EAP144 is the second project from Indonesia. It digitised over 250 manuscripts from five Suruas (Prayer Houses) in West Sumatra. These manuscripts contain various texts such as Al-Qur'an, Al-Qur'an Translation (Tafsir), Tasawuf, Fiqh, Agiography (The Stories of the Saints), Arabic Grammar, Minangkabau Laws, Kaba, Hikayat, Nazam, Azimat, Letters and Medicine which hold important information for Minangkabau culture and Islamic history. They will contribute greatly to the study of Islam, Tasawuf, Traditional Laws, Language, Literature, Culture, and Medicine in Indonesia.

EAP144_DMMCS_BT_13_DMMCS_002
EAP144/1/13 – Image 2

EAP372 is the final project, this digitised early periodicals and newspapers of Tamilnadu and Pondichery in India.

Tamilnadu and Pondicherry occupy a prominent place on the map of print history in South Asia.

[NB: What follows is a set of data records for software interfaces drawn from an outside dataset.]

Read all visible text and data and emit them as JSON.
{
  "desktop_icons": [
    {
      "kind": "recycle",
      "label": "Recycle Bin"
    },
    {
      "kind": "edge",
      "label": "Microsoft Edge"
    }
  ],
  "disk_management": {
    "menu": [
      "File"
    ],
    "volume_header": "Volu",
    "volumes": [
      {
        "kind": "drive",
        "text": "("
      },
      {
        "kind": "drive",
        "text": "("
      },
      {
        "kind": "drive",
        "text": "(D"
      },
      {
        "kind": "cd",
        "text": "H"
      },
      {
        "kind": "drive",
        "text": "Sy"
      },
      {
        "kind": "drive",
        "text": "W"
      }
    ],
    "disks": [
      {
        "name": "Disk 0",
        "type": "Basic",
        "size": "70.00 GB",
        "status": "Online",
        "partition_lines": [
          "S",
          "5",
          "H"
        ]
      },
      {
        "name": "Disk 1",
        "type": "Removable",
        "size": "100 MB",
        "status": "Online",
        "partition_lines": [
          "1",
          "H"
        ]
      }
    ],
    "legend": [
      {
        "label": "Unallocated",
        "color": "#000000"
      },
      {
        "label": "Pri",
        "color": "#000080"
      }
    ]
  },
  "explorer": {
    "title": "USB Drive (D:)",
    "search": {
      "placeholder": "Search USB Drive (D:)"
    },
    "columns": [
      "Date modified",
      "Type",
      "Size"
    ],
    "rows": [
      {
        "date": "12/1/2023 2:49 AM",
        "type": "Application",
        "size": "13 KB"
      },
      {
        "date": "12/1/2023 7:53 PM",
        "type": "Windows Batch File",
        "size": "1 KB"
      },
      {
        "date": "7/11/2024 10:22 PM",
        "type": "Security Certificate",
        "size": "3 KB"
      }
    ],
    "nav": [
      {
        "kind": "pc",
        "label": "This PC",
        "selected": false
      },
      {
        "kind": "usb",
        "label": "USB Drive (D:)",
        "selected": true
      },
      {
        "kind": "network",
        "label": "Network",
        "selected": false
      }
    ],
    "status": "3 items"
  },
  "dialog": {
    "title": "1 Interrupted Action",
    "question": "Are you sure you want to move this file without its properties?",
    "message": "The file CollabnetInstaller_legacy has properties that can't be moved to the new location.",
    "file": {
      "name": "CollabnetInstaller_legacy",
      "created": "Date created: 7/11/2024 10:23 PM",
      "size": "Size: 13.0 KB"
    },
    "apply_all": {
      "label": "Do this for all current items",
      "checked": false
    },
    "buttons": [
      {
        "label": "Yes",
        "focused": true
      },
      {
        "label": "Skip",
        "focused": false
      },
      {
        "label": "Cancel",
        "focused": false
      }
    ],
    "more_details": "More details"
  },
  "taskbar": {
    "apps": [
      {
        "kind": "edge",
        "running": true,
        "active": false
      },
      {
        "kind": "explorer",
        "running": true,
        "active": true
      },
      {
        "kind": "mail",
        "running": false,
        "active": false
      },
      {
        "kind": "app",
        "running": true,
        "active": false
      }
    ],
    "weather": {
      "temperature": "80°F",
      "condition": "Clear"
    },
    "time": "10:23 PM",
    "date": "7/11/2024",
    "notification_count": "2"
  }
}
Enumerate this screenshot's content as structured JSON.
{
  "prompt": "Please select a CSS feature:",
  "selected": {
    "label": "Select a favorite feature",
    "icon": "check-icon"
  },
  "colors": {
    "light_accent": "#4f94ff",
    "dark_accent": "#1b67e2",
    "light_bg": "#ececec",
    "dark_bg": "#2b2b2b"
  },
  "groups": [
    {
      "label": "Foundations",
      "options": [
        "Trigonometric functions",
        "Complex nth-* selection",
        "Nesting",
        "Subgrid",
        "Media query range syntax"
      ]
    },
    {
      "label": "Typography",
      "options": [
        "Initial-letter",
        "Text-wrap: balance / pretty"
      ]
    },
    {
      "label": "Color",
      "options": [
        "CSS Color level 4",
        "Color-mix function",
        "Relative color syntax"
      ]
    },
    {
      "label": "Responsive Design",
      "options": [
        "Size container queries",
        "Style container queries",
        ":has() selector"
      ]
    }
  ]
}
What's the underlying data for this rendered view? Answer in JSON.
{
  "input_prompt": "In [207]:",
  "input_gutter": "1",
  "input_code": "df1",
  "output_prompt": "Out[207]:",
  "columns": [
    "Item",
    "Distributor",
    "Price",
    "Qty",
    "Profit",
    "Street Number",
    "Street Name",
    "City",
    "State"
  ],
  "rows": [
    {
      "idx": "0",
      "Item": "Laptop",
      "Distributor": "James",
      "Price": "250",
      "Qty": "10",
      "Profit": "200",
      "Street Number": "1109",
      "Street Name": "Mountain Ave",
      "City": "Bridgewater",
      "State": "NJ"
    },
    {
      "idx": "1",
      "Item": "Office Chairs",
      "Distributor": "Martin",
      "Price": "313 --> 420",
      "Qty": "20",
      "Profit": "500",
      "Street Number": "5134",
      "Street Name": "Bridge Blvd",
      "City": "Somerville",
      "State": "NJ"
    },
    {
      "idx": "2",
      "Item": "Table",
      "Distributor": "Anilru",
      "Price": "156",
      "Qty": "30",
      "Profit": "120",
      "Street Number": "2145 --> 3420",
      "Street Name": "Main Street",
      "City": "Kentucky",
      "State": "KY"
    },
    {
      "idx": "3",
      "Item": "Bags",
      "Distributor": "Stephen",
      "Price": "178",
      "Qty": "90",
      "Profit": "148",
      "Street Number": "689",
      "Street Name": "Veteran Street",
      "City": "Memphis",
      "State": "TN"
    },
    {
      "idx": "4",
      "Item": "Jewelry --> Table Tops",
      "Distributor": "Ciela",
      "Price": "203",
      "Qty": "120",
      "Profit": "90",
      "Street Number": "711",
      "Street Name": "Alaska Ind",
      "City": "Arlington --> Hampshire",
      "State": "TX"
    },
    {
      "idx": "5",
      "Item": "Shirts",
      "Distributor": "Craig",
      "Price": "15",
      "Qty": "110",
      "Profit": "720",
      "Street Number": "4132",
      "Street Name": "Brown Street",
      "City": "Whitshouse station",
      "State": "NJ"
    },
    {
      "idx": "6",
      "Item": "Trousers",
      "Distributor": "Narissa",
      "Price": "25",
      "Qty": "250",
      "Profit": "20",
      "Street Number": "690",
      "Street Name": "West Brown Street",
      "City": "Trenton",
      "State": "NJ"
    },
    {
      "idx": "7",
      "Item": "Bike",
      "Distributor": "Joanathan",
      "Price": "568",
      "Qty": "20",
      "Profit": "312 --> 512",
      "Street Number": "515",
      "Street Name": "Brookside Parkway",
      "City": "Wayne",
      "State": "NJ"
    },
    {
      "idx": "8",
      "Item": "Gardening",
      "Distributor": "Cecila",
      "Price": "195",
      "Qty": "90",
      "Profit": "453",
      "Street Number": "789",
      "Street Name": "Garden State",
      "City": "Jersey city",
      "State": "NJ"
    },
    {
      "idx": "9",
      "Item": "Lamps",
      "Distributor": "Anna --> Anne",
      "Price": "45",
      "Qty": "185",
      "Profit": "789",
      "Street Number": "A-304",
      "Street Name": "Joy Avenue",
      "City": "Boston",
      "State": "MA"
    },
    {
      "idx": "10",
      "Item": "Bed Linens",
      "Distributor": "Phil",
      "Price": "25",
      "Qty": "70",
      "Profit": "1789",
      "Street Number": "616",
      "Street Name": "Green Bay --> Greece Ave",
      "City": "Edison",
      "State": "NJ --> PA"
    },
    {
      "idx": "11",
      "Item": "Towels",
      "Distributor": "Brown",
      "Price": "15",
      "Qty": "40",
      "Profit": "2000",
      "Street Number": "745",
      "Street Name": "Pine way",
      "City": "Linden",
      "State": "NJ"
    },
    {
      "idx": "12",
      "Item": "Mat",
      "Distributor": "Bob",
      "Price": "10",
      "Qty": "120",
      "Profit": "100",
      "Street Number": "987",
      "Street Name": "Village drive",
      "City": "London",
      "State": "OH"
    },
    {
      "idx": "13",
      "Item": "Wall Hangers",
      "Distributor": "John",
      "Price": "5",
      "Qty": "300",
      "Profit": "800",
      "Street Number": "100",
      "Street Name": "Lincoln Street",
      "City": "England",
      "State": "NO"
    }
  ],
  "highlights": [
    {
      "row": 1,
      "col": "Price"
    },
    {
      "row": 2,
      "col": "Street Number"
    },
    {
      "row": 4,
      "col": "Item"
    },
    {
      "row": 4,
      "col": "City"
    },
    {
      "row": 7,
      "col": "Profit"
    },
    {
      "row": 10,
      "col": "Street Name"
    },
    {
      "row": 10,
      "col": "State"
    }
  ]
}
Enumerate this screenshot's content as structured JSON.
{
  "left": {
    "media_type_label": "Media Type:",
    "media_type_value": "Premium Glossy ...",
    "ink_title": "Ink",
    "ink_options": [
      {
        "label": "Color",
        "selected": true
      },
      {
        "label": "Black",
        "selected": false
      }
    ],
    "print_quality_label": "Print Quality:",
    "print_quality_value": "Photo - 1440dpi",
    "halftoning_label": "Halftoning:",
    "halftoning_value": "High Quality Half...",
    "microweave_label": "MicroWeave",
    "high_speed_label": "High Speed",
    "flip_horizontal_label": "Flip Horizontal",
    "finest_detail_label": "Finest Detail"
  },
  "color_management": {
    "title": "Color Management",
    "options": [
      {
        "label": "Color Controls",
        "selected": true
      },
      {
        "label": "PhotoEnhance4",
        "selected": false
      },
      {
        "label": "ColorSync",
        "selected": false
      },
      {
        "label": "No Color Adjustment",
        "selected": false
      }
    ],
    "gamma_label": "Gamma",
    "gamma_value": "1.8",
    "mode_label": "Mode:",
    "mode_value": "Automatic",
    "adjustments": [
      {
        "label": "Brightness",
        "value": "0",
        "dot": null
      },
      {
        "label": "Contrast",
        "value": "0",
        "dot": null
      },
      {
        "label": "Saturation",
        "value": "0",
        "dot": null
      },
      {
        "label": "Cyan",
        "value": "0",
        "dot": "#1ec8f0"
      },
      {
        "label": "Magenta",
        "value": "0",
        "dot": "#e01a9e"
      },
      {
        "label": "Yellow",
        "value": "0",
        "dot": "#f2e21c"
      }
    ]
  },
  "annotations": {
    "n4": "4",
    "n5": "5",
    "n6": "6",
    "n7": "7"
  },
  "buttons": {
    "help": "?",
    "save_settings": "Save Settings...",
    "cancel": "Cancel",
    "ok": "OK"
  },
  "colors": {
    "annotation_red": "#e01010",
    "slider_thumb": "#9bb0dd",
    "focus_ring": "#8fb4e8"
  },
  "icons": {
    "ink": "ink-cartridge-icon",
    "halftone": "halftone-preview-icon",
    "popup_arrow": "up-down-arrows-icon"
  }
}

Printing during the modern period proliferated to the rest of India from Tranquebar, a small coastal town south of Pondicherry in Tamilnadu. There was a big boom in printing in the 19th and the 20th century in the Tamil region. Evidence to this is the number of books, periodicals and newspapers that were published. While importance was given to the creation of publications, preservation took a back seat. A number of periodicals and newspapers primarily in Tamil and English remained locked and in deteriorated condition in several collections in Tamilnadu and Pondicherry.

The project was undertaken by a team from the Roja Muthiah Research Library. They identified materials in libraries and private archives which were then digitised. A total of 140,609 images were digitised. 10,770 issues from 56 titles of periodicals were identified, many of which were rare periodicals.

EAP372_SM_1922-09_009EAP372/1/1/1/1 – Image 9

Check back next month to see what else has been added!

You can also keep up to date with any new collections by joining our Facebook group.